NEW YORK, 25 NOVEMBER 1998
STATEMENT BY AMBASSADOR ANTÓNIO MONTEIRO, PERMANENT REPRESENTATIVE OF PORTUGAL, TO THE SECURITY COUNCIL 3949th MEETING (The question concerning Haiti)
One year ago, Portugal was one of the sponsors of the resolution before this Council on the constitution of the United Nations Civilian Police Mission in Haiti (MIPONUH).
Despite considerable progress, serious problems persist in Haiti that require the continuation of the assistance of the United Nations. We are concerned at the continuation of violence and unrest, the difficult economic situation, the high level of unemployment, the rising cost of living and the slow pace of change in Haiti.
Moreover, we are distressed to know that the parliamentary and local elections due to take place this month were postponed, prolonging the present political stalemate. This impasse is having a major impact in terms of eroding public confidence in the capacity and willingness of the authorities to solve the pressing economic and social problems facing the country. We strongly appeal to the Haitian authorities and political leaders to embark urgently on a negotiated solution to the crisis in a spirit of tolerance and compromise. The tasks ahead will be of crucial importance to the consolidation of democracy and national reconstruction. For that reason, we believe that comprehensive and sustained long-term assistance by the international community is vitally important.

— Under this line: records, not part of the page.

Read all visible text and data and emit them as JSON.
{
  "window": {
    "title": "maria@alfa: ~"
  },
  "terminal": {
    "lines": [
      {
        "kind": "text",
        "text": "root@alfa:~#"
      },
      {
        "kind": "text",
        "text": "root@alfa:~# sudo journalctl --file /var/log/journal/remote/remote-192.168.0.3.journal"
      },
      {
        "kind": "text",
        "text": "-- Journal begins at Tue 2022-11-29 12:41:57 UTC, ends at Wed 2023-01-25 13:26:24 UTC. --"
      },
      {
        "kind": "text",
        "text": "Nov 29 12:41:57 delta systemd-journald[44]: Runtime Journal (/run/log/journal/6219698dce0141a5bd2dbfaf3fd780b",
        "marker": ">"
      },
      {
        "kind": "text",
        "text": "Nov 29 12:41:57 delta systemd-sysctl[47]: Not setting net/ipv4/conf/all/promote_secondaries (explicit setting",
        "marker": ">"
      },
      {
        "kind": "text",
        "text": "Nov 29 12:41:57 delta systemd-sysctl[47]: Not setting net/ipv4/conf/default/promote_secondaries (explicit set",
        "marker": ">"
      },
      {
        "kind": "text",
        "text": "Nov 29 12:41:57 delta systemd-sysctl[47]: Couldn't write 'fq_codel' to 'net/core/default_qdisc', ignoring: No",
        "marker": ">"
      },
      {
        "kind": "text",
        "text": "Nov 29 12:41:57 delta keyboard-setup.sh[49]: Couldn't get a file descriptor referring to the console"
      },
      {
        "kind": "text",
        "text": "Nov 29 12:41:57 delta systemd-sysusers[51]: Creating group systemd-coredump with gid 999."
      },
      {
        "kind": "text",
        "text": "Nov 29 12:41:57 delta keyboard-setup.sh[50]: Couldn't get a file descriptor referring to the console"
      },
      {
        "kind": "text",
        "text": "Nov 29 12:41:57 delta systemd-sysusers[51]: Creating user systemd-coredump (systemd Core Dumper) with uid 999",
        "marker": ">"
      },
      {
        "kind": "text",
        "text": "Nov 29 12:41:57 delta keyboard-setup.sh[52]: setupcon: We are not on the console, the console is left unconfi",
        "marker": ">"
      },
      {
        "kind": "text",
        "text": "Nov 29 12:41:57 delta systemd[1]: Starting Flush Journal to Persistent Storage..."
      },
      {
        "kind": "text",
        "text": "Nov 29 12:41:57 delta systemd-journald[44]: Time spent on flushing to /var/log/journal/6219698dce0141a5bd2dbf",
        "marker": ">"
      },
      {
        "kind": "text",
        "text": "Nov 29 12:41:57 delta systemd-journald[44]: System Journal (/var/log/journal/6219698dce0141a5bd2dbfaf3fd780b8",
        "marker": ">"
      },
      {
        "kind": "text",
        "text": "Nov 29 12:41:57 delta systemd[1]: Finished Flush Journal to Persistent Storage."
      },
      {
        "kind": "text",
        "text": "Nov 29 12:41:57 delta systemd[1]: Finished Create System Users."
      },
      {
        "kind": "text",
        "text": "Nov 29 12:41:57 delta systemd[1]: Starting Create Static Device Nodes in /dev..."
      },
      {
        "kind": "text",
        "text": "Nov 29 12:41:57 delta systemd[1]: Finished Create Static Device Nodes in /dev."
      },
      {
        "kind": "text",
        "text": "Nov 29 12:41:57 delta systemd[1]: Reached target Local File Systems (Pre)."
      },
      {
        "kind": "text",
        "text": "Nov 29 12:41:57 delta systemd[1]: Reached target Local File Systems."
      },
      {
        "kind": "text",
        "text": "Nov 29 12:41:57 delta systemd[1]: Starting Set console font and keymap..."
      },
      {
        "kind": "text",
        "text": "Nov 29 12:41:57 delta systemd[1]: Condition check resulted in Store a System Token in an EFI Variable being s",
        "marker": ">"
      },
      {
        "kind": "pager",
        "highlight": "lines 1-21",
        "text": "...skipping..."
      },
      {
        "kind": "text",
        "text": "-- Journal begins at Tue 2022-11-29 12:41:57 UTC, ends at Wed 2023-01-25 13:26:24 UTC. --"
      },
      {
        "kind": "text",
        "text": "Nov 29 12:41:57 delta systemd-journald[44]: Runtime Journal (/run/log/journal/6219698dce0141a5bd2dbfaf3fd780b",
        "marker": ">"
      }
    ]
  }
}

A continued commitment, in particular from the international financial institutions and other United Nations agencies, is necessary to promote a successful and sustainable development that will underpin political stability in the country. We want to help Haitians build a country where democracy and progress will be a reality. That can be achieved only if the rule of law and respect for human rights are ensured.
The continued presence of the United Nations operation in Haiti, and of MIPONUH in particular, has proved to be an important element for that country's transition to democracy by assisting the Government to form a public force respectful of legality and capable of maintaining public order and security. The Secretary-General in its last report underlines that the Haitian National Police has not yet reached the level of professionalization required to tackle successfully the various problems in daily activities. In fact, a self-sustained and fully functioning police is essential to ensure a secure and stable environment and the economic rehabilitation and consolidation of democracy in Haiti.
We believe that the maintenance of the presence of the United Nations, as requested recently by President Préval, is of the utmost importance. Indeed, the United Nations should continue to help the Government of Haiti to professionalize its police force. We urge Haiti's authorities to pursue their efforts to form a public force respectful of legality and also to pursue their efforts to revitalize Haiti's justice and penal systems.
For all these reasons, Portugal will vote in favour of the draft resolution before us today.